──────── Data supplied ────────
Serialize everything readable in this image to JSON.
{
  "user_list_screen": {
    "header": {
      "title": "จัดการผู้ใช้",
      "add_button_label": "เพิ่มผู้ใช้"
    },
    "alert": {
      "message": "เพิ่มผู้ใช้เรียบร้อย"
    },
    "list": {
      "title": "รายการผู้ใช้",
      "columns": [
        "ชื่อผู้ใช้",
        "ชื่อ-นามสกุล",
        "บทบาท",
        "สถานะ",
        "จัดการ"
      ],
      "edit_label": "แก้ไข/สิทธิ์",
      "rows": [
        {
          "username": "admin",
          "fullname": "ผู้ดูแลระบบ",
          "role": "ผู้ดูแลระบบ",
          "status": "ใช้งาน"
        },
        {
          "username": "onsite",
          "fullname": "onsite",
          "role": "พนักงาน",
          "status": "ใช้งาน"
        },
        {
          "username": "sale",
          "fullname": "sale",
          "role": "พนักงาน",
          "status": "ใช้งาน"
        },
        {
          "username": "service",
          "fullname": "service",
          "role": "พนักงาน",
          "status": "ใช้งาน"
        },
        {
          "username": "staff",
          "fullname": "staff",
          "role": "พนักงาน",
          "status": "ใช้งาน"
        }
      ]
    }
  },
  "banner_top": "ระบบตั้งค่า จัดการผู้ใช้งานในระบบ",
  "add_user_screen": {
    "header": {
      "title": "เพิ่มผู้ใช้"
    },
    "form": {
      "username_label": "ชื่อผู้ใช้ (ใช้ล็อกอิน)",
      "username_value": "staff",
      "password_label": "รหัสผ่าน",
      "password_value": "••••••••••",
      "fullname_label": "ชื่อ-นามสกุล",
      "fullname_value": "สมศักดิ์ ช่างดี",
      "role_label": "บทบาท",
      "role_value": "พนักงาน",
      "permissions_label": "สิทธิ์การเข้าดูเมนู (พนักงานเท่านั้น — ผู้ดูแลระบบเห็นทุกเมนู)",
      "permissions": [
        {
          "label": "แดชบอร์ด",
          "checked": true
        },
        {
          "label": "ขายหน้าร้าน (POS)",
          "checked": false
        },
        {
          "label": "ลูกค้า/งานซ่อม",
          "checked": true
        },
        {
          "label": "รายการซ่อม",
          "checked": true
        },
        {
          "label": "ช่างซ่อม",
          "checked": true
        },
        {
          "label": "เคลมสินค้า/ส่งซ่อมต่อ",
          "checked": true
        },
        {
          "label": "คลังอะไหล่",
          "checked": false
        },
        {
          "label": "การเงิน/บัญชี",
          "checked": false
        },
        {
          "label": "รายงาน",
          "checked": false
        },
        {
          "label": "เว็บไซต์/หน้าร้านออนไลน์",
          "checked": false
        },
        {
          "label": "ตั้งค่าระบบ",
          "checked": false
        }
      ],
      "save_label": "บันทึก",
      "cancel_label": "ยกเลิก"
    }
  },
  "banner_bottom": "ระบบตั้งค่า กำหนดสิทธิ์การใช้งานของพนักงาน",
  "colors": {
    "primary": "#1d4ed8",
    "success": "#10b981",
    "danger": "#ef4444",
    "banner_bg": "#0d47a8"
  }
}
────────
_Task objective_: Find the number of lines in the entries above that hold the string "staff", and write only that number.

_Output below_: 3